Directions for this task:
Find every line in the records below that holds the word "Турция" and copy it.
***** Exercise materials *****
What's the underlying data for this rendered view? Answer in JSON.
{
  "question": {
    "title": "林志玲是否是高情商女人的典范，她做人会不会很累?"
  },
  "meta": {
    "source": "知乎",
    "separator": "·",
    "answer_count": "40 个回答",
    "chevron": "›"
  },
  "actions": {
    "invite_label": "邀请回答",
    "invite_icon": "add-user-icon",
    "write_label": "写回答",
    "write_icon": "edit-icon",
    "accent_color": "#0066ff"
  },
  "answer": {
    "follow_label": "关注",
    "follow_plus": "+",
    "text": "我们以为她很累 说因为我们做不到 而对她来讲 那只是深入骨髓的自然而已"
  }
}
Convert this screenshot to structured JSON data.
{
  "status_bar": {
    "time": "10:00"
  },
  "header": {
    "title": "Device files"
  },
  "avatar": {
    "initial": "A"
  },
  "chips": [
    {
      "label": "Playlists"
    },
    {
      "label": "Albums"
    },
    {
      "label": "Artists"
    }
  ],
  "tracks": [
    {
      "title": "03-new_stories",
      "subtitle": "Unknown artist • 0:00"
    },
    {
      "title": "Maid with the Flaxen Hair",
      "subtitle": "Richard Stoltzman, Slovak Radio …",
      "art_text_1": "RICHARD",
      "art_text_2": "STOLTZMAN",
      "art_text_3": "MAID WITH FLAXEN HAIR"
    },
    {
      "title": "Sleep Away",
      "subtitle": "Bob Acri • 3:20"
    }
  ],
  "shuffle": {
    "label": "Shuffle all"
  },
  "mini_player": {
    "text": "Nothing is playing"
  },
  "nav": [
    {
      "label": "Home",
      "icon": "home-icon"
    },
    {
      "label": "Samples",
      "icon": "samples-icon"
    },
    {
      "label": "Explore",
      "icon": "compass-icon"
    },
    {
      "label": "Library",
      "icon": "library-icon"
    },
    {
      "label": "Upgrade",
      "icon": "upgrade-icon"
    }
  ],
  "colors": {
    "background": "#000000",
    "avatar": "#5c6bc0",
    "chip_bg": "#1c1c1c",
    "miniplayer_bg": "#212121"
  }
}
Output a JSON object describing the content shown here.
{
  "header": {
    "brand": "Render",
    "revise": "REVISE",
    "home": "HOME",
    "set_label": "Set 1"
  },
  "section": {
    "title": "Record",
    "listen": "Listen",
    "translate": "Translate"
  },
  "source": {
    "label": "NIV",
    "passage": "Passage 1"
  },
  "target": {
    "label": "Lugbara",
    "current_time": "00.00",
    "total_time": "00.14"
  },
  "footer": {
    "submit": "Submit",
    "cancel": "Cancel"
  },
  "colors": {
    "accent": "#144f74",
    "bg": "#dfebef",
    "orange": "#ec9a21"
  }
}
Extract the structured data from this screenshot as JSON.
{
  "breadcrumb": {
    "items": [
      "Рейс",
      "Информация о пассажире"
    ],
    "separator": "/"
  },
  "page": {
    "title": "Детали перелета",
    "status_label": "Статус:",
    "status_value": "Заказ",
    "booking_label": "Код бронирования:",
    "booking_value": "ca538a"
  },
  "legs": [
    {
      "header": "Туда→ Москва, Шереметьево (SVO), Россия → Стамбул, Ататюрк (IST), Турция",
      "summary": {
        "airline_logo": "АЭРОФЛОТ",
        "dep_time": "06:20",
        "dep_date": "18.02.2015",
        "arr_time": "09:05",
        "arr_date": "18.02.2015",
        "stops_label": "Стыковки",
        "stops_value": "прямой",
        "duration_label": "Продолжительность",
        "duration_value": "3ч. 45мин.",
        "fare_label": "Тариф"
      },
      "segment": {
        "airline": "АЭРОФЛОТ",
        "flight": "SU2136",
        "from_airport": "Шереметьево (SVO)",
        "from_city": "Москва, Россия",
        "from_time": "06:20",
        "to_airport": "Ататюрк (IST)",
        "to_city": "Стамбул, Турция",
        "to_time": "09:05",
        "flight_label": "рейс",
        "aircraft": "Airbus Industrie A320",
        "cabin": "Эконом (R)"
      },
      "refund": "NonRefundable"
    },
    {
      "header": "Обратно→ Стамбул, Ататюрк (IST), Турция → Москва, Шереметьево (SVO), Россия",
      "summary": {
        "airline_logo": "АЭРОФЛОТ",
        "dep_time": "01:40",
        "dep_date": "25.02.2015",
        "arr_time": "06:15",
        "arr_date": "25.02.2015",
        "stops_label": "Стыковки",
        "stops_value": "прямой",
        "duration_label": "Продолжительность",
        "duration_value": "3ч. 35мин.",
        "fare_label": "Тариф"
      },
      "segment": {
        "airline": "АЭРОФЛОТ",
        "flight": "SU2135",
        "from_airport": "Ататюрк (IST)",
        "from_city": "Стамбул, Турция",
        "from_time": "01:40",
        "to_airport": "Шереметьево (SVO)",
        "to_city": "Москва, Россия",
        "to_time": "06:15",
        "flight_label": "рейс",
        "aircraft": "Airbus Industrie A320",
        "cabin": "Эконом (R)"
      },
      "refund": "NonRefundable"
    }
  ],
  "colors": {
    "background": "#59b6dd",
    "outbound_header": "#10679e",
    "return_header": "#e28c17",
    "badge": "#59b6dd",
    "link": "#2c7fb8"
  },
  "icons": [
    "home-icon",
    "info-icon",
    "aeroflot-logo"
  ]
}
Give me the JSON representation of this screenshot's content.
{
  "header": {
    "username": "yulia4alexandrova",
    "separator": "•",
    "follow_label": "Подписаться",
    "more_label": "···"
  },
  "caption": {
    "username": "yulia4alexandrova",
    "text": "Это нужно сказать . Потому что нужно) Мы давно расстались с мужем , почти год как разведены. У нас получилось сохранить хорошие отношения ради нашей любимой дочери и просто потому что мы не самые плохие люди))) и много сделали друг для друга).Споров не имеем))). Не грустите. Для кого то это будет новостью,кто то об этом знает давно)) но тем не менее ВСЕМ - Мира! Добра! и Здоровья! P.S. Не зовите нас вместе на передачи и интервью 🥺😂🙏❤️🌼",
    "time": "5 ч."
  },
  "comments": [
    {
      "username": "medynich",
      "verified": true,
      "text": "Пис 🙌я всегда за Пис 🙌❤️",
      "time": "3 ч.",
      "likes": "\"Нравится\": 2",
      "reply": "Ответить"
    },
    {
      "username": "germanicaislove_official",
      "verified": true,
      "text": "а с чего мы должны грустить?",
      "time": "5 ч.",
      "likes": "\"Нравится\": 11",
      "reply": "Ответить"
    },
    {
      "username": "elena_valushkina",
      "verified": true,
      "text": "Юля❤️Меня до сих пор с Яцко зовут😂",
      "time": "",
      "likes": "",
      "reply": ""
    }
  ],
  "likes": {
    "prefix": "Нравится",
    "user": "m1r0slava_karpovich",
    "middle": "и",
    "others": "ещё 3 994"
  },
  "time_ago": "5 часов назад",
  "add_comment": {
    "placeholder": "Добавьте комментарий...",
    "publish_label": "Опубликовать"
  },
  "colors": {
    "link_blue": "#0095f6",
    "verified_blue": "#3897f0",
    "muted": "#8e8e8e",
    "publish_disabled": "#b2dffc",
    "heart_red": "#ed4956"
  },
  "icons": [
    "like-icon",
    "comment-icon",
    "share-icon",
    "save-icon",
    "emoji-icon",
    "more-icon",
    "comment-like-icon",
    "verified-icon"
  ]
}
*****
Output for this exercise:
      "header": "Туда→ Москва, Шереметьево (SVO), Россия → Стамбул, Ататюрк (IST), Турция",
        "to_city": "Стамбул, Турция",
      "header": "Обратно→ Стамбул, Ататюрк (IST), Турция → Москва, Шереметьево (SVO), Россия",
        "from_city": "Стамбул, Турция",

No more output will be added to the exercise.